WORK REQUEST:
Lines below containing the word "video" should be copied out.
****
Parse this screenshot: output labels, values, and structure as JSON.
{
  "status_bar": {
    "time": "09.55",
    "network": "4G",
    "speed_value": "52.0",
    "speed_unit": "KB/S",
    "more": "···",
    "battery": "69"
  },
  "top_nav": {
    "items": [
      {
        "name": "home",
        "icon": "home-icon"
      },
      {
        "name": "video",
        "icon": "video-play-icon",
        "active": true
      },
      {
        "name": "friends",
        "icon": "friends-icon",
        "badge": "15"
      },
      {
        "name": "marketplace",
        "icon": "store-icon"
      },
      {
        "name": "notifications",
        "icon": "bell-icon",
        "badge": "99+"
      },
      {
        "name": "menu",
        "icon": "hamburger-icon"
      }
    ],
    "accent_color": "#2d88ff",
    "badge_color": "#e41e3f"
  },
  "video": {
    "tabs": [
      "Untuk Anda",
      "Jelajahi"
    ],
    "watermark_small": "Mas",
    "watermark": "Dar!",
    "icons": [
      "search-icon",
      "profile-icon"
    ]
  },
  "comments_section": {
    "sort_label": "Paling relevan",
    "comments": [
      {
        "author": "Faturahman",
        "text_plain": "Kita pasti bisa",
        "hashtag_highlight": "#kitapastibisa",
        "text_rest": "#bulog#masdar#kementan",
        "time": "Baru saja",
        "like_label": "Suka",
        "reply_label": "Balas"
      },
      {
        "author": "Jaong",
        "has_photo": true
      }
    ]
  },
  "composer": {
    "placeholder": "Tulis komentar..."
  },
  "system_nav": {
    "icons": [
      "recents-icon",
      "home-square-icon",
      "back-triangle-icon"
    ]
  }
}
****
YOUR SOLUTION:
        "name": "video",
        "icon": "video-play-icon",
  "video": {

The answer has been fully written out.